### WHAT YOU WILL DO:
Of the lines below, copy those that hold the word "victims".
======== EXTRACTED RECORDS ========
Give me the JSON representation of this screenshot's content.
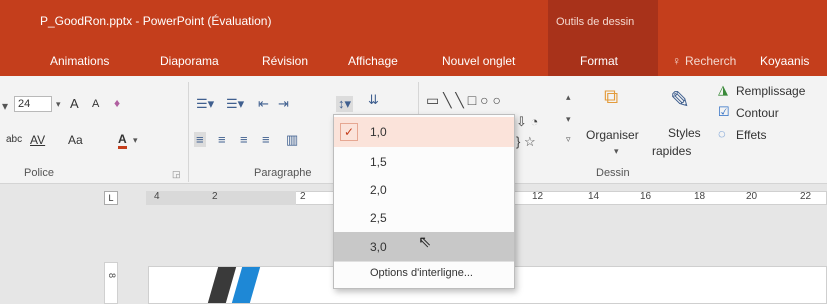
{
  "titlebar": {
    "app_title": "P_GoodRon.pptx - PowerPoint (Évaluation)",
    "contextual_header": "Outils de dessin",
    "user": "Koyaanis"
  },
  "tabs": [
    "Animations",
    "Diaporama",
    "Révision",
    "Affichage",
    "Nouvel onglet",
    "Format"
  ],
  "tell_me": "Recherch",
  "ribbon": {
    "font": {
      "size": "24",
      "grow": "A",
      "shrink": "A",
      "spacing": "AV",
      "case": "Aa",
      "color": "A",
      "strike": "abc",
      "group_label": "Police"
    },
    "paragraph": {
      "group_label": "Paragraphe",
      "line_spacing_icon": "line-spacing-icon"
    },
    "drawing": {
      "arrange": "Organiser",
      "styles": "Styles",
      "styles_sub": "rapides",
      "fill": "Remplissage",
      "outline": "Contour",
      "effects": "Effets",
      "group_label": "Dessin"
    }
  },
  "ruler": {
    "numbers_left": [
      "4",
      "2",
      "2"
    ],
    "numbers_right": [
      "12",
      "14",
      "16",
      "18",
      "20",
      "22"
    ],
    "vertical": "8"
  },
  "line_spacing_menu": {
    "items": [
      "1,0",
      "1,5",
      "2,0",
      "2,5",
      "3,0"
    ],
    "selected": "1,0",
    "hovered": "3,0",
    "options_label": "Options d'interligne..."
  },
  "colors": {
    "title_bar": "#c43e1c",
    "contextual": "#a8321a",
    "selection": "#fbe3da",
    "hover": "#c8c8c8",
    "slide_stripe_blue": "#1e88d6",
    "slide_stripe_dark": "#3a3a3a"
  }
}
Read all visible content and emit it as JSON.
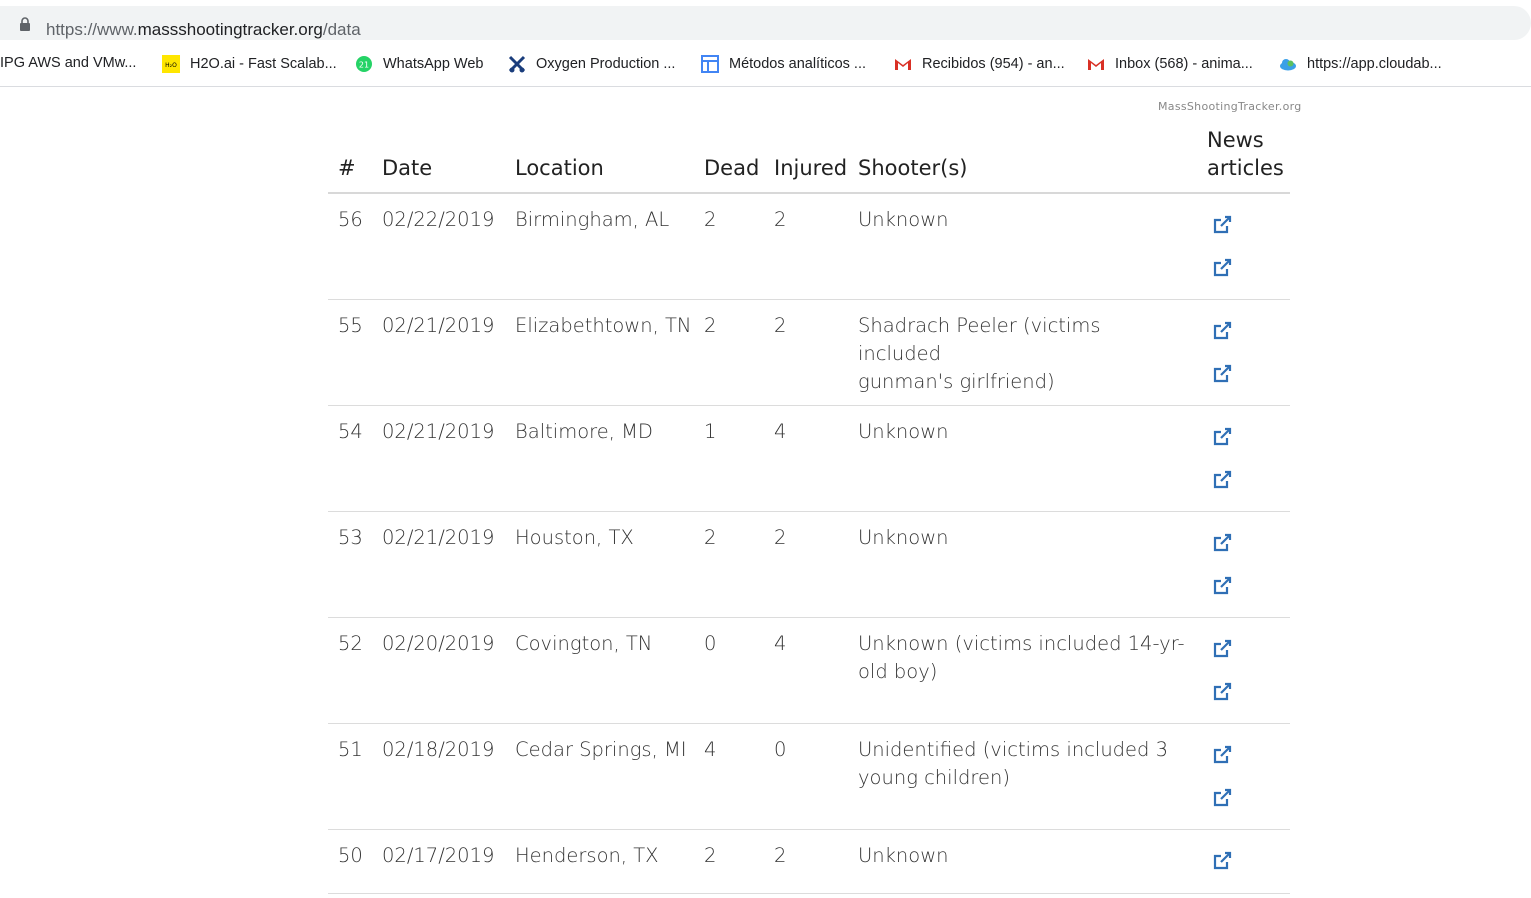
{
  "browser": {
    "url_prefix": "https://www.",
    "url_domain": "massshootingtracker.org",
    "url_path": "/data"
  },
  "bookmarks": [
    {
      "label": "IPG AWS and VMw...",
      "icon": "none"
    },
    {
      "label": "H2O.ai - Fast Scalab...",
      "icon": "h2o-icon"
    },
    {
      "label": "WhatsApp Web",
      "icon": "whatsapp-icon"
    },
    {
      "label": "Oxygen Production ...",
      "icon": "oxygen-icon"
    },
    {
      "label": "Métodos analíticos ...",
      "icon": "docs-icon"
    },
    {
      "label": "Recibidos (954) - an...",
      "icon": "gmail-icon"
    },
    {
      "label": "Inbox (568) - anima...",
      "icon": "gmail-icon"
    },
    {
      "label": "https://app.cloudab...",
      "icon": "cloud-icon"
    }
  ],
  "site_brand": "MassShootingTracker.org",
  "table": {
    "headers": {
      "num": "#",
      "date": "Date",
      "location": "Location",
      "dead": "Dead",
      "injured": "Injured",
      "shooter": "Shooter(s)",
      "news_line1": "News",
      "news_line2": "articles"
    },
    "rows": [
      {
        "num": "56",
        "date": "02/22/2019",
        "location": "Birmingham, AL",
        "dead": "2",
        "injured": "2",
        "shooter_line1": "Unknown",
        "shooter_line2": "",
        "links": 2
      },
      {
        "num": "55",
        "date": "02/21/2019",
        "location": "Elizabethtown, TN",
        "dead": "2",
        "injured": "2",
        "shooter_line1": "Shadrach Peeler (victims included",
        "shooter_line2": "gunman's girlfriend)",
        "links": 2
      },
      {
        "num": "54",
        "date": "02/21/2019",
        "location": "Baltimore, MD",
        "dead": "1",
        "injured": "4",
        "shooter_line1": "Unknown",
        "shooter_line2": "",
        "links": 2
      },
      {
        "num": "53",
        "date": "02/21/2019",
        "location": "Houston, TX",
        "dead": "2",
        "injured": "2",
        "shooter_line1": "Unknown",
        "shooter_line2": "",
        "links": 2
      },
      {
        "num": "52",
        "date": "02/20/2019",
        "location": "Covington, TN",
        "dead": "0",
        "injured": "4",
        "shooter_line1": "Unknown (victims included 14-yr-",
        "shooter_line2": "old boy)",
        "links": 2
      },
      {
        "num": "51",
        "date": "02/18/2019",
        "location": "Cedar Springs, MI",
        "dead": "4",
        "injured": "0",
        "shooter_line1": "Unidentified (victims included 3",
        "shooter_line2": "young children)",
        "links": 2
      },
      {
        "num": "50",
        "date": "02/17/2019",
        "location": "Henderson, TX",
        "dead": "2",
        "injured": "2",
        "shooter_line1": "Unknown",
        "shooter_line2": "",
        "links": 1
      }
    ]
  },
  "colors": {
    "link_icon": "#2f6fb5",
    "gmail_red": "#d93025",
    "whatsapp_green": "#25d366",
    "h2o_yellow": "#ffe600"
  }
}
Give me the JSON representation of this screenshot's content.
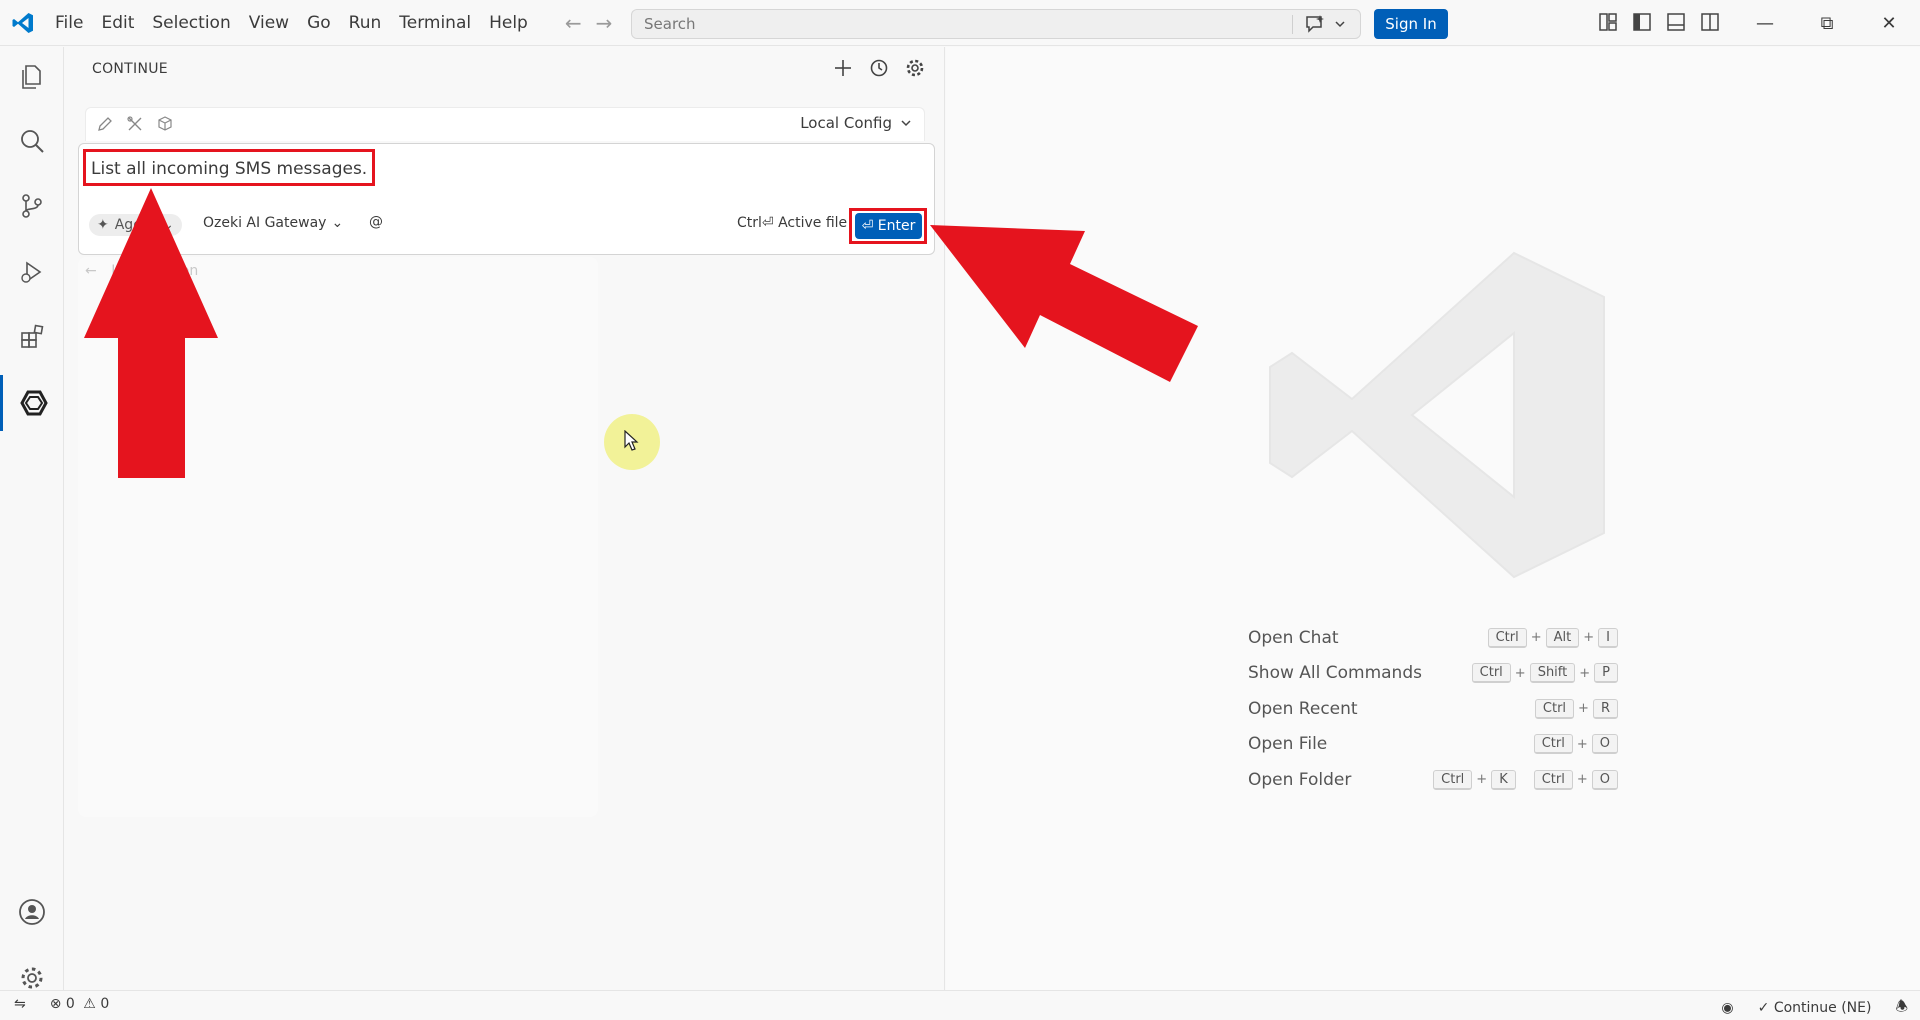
{
  "titlebar": {
    "menu": [
      "File",
      "Edit",
      "Selection",
      "View",
      "Go",
      "Run",
      "Terminal",
      "Help"
    ],
    "search_placeholder": "Search",
    "signin_label": "Sign In"
  },
  "sidebar": {
    "title": "CONTINUE",
    "config_label": "Local Config",
    "prompt_text": "List all incoming SMS messages.",
    "mode_label": "Agent",
    "model_label": "Ozeki AI Gateway",
    "at_label": "@",
    "active_file_label": "Ctrl⏎ Active file",
    "enter_label": "⏎ Enter",
    "back_label": "Last Session"
  },
  "editor": {
    "shortcuts": [
      {
        "label": "Open Chat",
        "keys": [
          [
            "Ctrl",
            "Alt",
            "I"
          ]
        ]
      },
      {
        "label": "Show All Commands",
        "keys": [
          [
            "Ctrl",
            "Shift",
            "P"
          ]
        ]
      },
      {
        "label": "Open Recent",
        "keys": [
          [
            "Ctrl",
            "R"
          ]
        ]
      },
      {
        "label": "Open File",
        "keys": [
          [
            "Ctrl",
            "O"
          ]
        ]
      },
      {
        "label": "Open Folder",
        "keys": [
          [
            "Ctrl",
            "K"
          ],
          [
            "Ctrl",
            "O"
          ]
        ]
      }
    ]
  },
  "statusbar": {
    "errors": "0",
    "warnings": "0",
    "continue_label": "Continue (NE)"
  },
  "colors": {
    "accent": "#005fb8",
    "annotation_red": "#e5141e"
  }
}
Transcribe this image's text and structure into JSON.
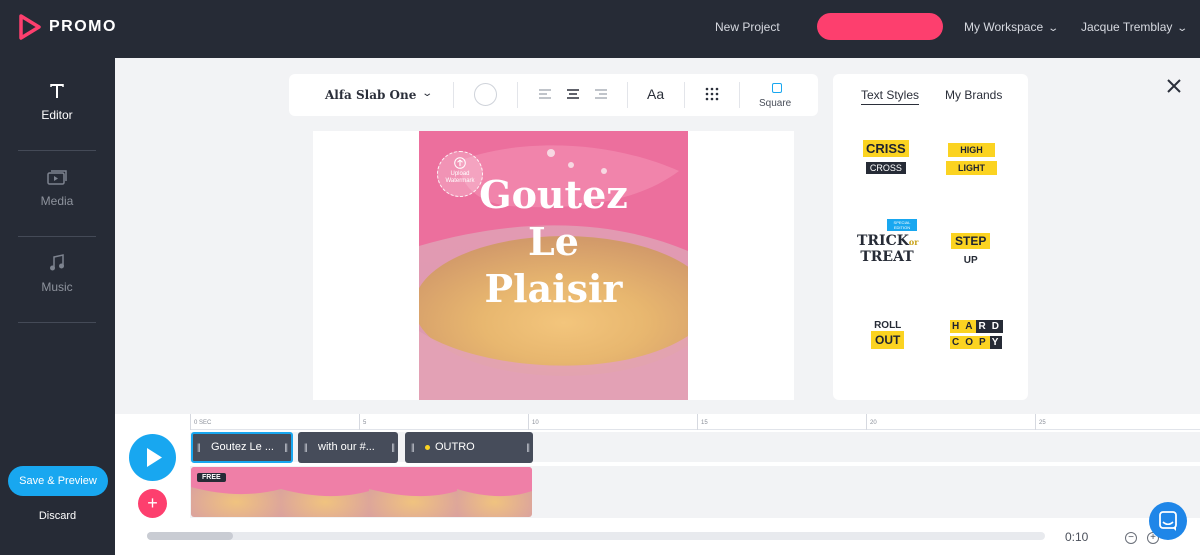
{
  "brand": {
    "name": "PROMO",
    "accent": "#fd3f6e",
    "blue": "#18a7f0"
  },
  "header": {
    "new_project": "New Project",
    "cta_label": "",
    "workspace": "My Workspace",
    "user": "Jacque Tremblay"
  },
  "sidebar": {
    "items": [
      {
        "label": "Editor",
        "icon": "text-icon",
        "active": true
      },
      {
        "label": "Media",
        "icon": "media-icon",
        "active": false
      },
      {
        "label": "Music",
        "icon": "music-icon",
        "active": false
      }
    ],
    "save_preview": "Save & Preview",
    "discard": "Discard"
  },
  "toolbar": {
    "font": "Alfa Slab One",
    "aa_label": "Aa",
    "square_label": "Square"
  },
  "canvas": {
    "headline_lines": [
      "Goutez",
      "Le",
      "Plaisir"
    ],
    "watermark_text": "Upload Watermark"
  },
  "styles_panel": {
    "tabs": [
      {
        "label": "Text Styles",
        "active": true
      },
      {
        "label": "My Brands",
        "active": false
      }
    ],
    "styles": {
      "criss": "CRISS",
      "cross": "CROSS",
      "high": "HIGH",
      "light": "LIGHT",
      "trick_badge": "SPECIAL EDITION",
      "trick": "TRICK",
      "or": "or",
      "treat": "TREAT",
      "step": "STEP",
      "up": "UP",
      "roll": "ROLL",
      "out": "OUT",
      "hard": [
        "H",
        "A",
        "R",
        "D"
      ],
      "copy": [
        "C",
        "O",
        "P",
        "Y"
      ]
    }
  },
  "timeline": {
    "ruler_labels": [
      "0 SEC",
      "5",
      "10",
      "15",
      "20",
      "25"
    ],
    "clips": [
      "Goutez Le ...",
      "with our #...",
      "OUTRO"
    ],
    "free_badge": "FREE",
    "time": "0:10",
    "zoom_out": "−",
    "zoom_in": "+"
  }
}
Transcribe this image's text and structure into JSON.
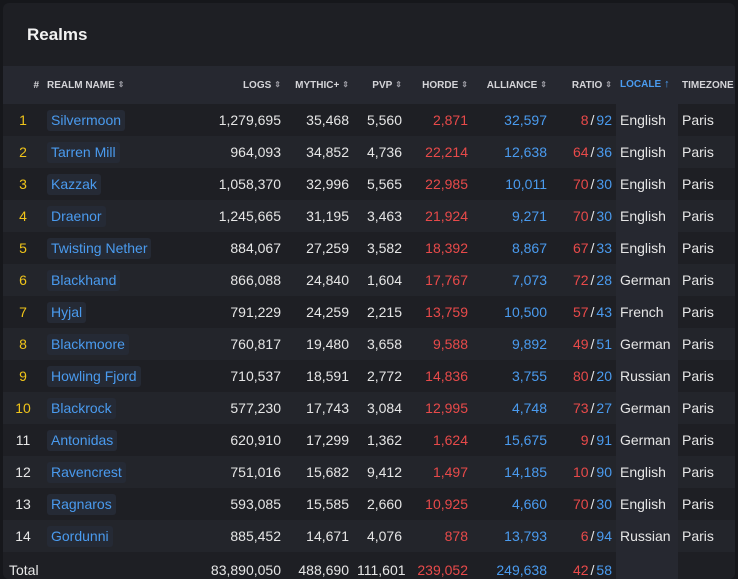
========
### OUTPUT:
        "shooter_line1": "Shadrach Peeler (victims included",
        "shooter_line1": "Unknown (victims included 14-yr-",
        "shooter_line1": "Unidentified (victims included 3",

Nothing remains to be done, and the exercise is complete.